───── Entries supplied ─────
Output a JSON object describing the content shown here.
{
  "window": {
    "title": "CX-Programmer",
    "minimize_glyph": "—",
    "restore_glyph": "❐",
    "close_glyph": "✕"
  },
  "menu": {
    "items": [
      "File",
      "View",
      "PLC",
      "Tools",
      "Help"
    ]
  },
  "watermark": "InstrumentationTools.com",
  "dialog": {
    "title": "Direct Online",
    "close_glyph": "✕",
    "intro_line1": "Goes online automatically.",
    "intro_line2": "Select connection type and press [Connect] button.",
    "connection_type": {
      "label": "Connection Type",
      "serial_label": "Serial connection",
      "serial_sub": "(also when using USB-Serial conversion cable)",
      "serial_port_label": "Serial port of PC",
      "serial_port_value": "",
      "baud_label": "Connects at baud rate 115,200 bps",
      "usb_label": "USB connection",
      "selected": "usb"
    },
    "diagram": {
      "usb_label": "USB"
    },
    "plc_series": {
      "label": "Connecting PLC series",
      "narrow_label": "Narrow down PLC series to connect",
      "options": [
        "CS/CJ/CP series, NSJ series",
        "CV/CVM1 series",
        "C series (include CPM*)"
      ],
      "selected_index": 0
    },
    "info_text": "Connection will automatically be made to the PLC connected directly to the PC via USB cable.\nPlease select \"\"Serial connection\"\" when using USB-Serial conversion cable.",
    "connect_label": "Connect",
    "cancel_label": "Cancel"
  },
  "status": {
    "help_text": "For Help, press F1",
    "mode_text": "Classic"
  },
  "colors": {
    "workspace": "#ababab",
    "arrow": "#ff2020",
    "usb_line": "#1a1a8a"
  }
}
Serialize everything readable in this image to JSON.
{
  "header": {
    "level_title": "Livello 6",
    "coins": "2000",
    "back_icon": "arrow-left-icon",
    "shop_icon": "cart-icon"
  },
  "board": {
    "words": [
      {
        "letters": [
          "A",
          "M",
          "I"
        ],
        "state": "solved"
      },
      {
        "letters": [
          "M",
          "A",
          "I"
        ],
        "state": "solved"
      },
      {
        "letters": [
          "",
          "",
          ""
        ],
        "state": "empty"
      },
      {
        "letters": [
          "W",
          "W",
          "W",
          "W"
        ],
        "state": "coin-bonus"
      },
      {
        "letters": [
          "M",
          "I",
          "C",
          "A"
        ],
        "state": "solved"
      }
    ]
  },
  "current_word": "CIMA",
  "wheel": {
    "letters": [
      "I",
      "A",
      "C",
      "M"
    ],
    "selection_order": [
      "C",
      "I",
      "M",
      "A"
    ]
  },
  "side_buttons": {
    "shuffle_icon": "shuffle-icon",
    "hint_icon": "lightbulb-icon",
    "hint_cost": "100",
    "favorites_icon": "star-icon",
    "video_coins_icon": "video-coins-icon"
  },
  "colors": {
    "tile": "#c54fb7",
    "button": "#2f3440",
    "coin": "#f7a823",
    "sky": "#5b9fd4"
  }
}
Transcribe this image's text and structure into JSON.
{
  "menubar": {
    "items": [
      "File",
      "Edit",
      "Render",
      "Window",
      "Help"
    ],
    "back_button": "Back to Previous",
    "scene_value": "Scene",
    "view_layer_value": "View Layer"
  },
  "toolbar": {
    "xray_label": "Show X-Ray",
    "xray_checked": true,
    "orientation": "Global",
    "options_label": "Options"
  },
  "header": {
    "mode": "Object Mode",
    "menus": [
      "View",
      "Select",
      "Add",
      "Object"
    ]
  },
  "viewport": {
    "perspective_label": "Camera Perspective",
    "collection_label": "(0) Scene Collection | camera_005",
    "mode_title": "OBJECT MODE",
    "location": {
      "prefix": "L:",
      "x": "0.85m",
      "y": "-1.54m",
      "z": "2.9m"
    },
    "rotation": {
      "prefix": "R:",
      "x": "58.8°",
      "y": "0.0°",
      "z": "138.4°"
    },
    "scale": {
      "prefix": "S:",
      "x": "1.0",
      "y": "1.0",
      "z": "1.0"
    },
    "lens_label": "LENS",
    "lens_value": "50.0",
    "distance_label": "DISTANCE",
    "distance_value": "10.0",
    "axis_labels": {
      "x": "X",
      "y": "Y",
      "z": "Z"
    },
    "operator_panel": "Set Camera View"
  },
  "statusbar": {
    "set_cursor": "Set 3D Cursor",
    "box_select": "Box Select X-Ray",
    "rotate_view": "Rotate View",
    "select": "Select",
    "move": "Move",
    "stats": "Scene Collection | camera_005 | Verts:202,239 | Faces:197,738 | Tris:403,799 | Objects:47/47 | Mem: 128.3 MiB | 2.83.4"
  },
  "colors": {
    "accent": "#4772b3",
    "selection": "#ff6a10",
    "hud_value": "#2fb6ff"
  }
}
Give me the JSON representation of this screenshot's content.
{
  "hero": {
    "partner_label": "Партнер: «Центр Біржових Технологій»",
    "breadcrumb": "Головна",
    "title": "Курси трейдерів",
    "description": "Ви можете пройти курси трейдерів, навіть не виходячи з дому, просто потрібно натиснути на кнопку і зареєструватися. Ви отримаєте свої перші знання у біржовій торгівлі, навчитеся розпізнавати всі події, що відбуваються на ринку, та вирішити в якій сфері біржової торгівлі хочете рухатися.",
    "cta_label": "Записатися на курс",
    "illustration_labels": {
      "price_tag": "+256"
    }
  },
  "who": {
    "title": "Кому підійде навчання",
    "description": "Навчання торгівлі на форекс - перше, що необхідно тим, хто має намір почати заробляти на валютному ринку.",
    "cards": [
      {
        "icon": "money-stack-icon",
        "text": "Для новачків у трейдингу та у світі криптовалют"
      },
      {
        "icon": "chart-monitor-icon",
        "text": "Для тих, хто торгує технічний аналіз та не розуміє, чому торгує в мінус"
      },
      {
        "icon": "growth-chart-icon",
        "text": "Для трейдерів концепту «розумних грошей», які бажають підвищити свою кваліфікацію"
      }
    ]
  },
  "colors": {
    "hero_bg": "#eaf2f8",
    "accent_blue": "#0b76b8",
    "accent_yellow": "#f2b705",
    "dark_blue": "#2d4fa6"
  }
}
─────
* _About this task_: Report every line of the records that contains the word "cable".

* _Completed exercise_:
      "serial_sub": "(also when using USB-Serial conversion cable)",
    "info_text": "Connection will automatically be made to the PLC connected directly to the PC via USB cable.\nPlease select \"\"Serial connection\"\" when using USB-Serial conversion cable.",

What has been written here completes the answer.